Our purpose is to examine the circumstances under which enduring customer relationships (such as revolving credit agreements) will become predominant. We compare loan commitment contracts, under which borrowers may take down funds at fixed marginal mark up, to spot lending, under which funds are priced in consideration of customers' leverage. Under the first arrangement, insurance against default risk is priced as a fixed front-end fee. Under the second arrangement, it is priced under a rising leverage-specific markup schedule. We show that when default risk is independent of take down, the loan commitment contract will always dominate spot loans. When default risk increases with credit use, spot loans may become dominant.
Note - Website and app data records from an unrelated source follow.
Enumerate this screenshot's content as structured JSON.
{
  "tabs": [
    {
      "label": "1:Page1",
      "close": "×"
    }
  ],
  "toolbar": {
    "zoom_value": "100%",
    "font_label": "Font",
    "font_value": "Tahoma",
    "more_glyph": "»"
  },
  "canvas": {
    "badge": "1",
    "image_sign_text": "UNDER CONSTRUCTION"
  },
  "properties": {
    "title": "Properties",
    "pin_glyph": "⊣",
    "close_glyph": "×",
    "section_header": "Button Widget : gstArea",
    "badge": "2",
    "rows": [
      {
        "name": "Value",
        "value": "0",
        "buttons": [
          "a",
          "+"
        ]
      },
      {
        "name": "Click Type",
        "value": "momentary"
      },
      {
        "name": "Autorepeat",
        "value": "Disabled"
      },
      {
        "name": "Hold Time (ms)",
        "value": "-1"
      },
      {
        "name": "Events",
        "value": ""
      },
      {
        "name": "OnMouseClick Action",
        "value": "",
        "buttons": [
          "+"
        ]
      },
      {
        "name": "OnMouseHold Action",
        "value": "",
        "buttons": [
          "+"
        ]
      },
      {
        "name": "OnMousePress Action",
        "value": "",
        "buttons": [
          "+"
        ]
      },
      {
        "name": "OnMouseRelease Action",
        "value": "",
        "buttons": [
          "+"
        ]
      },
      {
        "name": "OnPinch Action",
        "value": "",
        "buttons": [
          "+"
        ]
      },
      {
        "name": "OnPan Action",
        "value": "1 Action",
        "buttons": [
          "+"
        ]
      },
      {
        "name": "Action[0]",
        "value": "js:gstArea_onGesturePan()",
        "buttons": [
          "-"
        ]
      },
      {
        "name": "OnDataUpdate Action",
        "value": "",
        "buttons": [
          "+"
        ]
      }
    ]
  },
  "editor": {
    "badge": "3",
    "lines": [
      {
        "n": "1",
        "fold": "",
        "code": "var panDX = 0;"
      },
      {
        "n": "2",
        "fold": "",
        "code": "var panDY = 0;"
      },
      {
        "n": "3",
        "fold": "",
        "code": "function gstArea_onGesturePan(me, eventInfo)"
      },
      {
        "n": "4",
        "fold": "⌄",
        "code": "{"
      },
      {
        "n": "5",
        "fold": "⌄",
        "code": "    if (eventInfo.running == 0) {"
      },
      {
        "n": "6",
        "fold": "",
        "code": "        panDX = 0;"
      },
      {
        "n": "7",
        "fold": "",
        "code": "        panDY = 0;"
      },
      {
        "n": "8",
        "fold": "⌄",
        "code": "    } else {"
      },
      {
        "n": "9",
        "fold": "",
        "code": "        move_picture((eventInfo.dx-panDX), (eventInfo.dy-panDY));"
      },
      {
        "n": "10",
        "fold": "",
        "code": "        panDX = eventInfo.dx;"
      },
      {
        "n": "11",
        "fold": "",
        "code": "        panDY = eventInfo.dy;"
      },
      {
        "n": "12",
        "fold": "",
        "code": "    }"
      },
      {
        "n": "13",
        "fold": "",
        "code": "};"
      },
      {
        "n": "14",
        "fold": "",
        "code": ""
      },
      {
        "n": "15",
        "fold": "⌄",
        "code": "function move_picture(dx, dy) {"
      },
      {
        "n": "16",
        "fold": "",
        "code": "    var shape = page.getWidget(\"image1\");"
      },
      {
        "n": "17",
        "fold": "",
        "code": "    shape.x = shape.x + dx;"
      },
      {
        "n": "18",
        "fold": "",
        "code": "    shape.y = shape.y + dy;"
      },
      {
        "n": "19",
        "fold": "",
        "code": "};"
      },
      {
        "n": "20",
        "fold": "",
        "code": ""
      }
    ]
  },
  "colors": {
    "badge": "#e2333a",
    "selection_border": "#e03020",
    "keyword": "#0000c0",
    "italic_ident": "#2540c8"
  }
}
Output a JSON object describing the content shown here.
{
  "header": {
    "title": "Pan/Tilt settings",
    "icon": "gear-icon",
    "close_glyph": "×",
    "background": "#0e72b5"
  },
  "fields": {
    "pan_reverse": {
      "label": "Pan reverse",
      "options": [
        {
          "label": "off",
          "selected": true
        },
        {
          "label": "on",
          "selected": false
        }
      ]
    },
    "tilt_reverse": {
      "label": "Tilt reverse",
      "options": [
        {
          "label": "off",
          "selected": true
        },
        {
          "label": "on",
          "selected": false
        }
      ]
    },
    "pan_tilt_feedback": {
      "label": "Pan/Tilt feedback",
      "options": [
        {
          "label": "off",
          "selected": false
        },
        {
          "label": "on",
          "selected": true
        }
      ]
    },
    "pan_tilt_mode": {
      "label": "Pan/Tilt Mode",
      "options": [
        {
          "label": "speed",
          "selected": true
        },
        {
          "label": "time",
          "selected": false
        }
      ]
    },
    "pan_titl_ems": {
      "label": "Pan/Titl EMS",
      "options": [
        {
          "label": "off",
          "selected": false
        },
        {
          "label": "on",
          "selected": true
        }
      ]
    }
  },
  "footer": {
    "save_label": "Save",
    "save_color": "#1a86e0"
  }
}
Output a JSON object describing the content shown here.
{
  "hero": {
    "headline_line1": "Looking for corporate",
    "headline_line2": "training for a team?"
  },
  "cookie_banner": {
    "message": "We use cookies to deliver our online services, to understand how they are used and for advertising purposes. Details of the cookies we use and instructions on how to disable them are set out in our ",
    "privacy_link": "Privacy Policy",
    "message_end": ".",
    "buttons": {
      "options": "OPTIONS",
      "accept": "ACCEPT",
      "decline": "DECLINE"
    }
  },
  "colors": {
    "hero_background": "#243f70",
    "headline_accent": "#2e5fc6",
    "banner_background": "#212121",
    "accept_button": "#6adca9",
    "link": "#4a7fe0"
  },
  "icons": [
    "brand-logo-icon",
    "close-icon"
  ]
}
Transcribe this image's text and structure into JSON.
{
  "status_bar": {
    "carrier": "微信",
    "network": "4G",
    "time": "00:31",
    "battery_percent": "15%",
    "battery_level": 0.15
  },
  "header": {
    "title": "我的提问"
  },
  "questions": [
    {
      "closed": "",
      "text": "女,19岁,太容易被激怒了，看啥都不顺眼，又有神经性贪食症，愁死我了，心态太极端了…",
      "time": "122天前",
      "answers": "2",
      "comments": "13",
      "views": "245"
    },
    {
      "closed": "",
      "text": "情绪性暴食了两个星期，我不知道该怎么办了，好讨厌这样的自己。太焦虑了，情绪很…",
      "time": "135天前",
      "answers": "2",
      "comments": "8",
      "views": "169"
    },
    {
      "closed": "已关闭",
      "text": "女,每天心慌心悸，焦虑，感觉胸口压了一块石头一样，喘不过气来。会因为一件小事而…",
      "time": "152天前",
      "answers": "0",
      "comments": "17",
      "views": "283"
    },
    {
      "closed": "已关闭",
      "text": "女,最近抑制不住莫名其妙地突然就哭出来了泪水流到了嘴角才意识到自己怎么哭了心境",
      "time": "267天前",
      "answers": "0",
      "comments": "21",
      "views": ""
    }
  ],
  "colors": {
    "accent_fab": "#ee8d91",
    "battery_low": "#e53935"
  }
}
|Number of pages||14|
|Journal||Journal of Banking and Finance|
|State||Published - Jun 1986|
Bibliographical noteFunding Information:
*We are indebted to Eli Talmor, the discussant of this paper, for insightful comments. Financial support from the Rubin Zimmerman Foundation for the Study of Banking and Finance at the University of Haifa is gratefully acknowledged.
ASJC Scopus subject areas
- Economics and Econometrics